Mention the word sperm, and watch everyone’s inner Adam Sandler emerge and begin to get the giggles. Even the briefest exploration into the real world of sperm donation will reveal that what is portrayed in Hollywood, blogged about on the internet, and reported in the media actually bears very little resemblance to the facts.
Let’s look at some widely-held beliefs about sperm donation:
White men wanted --- but gingers need not apply
Men of color, especially men of African descent, are particularly underrepresented at U.S. sperm banks, and are actively recruited. Sperm banks want to have a broad range of donors to serve their clients.
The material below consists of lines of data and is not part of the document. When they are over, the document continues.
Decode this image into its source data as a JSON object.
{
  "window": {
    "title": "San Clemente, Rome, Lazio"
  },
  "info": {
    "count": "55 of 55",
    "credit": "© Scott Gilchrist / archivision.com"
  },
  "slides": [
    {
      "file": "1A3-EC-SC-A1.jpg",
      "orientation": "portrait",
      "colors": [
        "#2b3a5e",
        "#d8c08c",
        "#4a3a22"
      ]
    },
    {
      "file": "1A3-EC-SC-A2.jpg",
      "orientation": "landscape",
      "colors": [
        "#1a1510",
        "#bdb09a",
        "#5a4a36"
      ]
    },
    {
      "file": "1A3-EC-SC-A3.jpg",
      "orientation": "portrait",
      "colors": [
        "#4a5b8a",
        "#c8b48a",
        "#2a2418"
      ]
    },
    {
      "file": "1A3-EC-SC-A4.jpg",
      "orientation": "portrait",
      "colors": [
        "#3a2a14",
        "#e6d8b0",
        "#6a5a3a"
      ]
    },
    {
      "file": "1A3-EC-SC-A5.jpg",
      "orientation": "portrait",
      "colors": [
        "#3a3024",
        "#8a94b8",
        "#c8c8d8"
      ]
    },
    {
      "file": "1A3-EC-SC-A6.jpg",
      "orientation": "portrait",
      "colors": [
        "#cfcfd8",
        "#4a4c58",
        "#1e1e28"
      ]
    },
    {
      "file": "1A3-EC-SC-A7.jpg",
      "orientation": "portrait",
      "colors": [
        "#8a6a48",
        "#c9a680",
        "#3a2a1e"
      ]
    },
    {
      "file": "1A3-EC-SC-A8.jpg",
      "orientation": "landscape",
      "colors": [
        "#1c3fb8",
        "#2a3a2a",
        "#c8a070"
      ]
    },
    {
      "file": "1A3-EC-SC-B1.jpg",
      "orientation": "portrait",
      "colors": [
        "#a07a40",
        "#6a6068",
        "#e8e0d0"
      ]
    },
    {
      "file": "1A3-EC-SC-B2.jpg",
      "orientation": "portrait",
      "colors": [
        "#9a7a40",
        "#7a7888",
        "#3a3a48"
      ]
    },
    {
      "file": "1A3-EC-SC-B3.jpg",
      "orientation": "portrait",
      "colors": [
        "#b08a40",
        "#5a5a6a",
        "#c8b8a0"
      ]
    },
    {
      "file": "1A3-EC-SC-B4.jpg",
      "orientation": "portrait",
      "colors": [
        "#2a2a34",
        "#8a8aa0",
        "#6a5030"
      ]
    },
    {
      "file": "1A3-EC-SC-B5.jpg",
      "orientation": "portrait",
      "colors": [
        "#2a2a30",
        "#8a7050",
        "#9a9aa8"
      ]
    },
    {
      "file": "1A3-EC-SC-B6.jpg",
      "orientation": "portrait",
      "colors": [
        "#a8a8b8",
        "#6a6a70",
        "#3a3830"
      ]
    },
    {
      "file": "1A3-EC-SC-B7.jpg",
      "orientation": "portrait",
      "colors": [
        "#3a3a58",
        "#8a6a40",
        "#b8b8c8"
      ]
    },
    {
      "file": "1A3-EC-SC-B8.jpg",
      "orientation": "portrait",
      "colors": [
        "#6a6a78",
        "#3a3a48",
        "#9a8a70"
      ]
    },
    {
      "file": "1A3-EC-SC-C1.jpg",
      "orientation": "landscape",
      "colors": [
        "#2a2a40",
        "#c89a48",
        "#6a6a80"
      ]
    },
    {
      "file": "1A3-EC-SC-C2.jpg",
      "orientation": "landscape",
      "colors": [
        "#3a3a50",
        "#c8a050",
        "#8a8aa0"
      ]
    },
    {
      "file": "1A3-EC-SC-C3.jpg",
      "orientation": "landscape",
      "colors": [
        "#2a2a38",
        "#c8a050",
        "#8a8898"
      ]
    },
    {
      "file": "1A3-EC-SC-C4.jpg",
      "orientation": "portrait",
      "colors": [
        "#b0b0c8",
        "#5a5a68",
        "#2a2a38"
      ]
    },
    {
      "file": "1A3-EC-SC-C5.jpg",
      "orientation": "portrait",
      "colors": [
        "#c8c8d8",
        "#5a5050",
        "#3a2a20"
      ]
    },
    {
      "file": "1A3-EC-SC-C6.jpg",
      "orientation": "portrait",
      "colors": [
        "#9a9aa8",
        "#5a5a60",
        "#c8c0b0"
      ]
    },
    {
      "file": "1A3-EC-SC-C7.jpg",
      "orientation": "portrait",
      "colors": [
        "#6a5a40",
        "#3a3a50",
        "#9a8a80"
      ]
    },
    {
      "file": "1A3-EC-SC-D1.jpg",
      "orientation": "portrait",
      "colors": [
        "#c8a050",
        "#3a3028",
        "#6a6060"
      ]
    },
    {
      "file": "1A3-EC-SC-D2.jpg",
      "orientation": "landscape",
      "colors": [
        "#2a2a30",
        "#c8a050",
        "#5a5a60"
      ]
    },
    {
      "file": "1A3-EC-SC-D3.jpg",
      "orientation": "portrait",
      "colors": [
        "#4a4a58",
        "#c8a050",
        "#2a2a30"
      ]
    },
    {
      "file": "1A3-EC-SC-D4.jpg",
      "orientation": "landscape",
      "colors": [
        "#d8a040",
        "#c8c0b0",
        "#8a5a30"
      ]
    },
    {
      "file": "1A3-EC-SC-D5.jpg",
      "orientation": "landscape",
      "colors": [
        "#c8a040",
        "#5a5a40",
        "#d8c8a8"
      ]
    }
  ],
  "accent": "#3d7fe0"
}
Every ethnic background and combination of hair, skin and eye color is desired. If a woman has a redheaded partner, you can bet she is looking for a redheaded sperm donor.
Donors are weird, creepy losers with no other way to earn money
It would be nice if Hollywood could get a bit more creative here. Donors are Everyman. Many are students, artists, writers, dads, athletes, and other men who have flexible, part- or full-time jobs and choose to be sperm donors out of a sincere desire to help others create families.
Every donor has to be at least 6 feet tall and look like a leading man
Most sperm banks will accept applicants who are 5’9” and taller, and some accept men who are at least 5’7” tall. There’s no beauty contest here. Sperm donors look like all the other real men out there in the world. The unifying factor is that they are healthy, having passed rigorous screening.
Only medical school students or PhD students are accepted
Depending on the sperm bank, men whose highest level of education is a high school diploma are eligible, though men with Bachelor’s degrees and higher are preferred. Typically, women looking for a sperm donor tend to choose one who has had some college education, but that’s just one of many desirable characteristics they are seeking.
Offspring (or their birth moms) will come after donors for money
Donor-conceived individuals are, as a group, deeply wanted children with strong family structures. There are no unintended pregnancies in this population. In well-managed, anonymous sperm donor programs, donors have no legal rights or responsibilities for those offspring, either as children or adults.
Donors have hundreds of offspring
The idea that one sperm donor might have 533 offspring is good material for a movie like Delivery Man, perhaps, but it doesn’t have much basis in reality. Although there are reports of some sperm donors worldwide having 50-100 offspring, sperm banks limit the number of families who can use the same donor, so the average number of offspring per donor is much lower. The Sperm Bank of California (TSBC) has the lowest family limit in the U.S.; donors are restricted to 10 families. To maintain family limits, sperm banks rely on women reporting their pregnancy outcomes accurately and consistently.
Around the world, lesbian couples, single women, and women with male partners with infertility benefit from the generosity of sperm donors who have shared their genetic material so that others can have the family they’ve always wanted. One day, maybe, a proud sperm donor will earn the same kind of respect as the much-admired egg donor already does.
Photo credit: flickr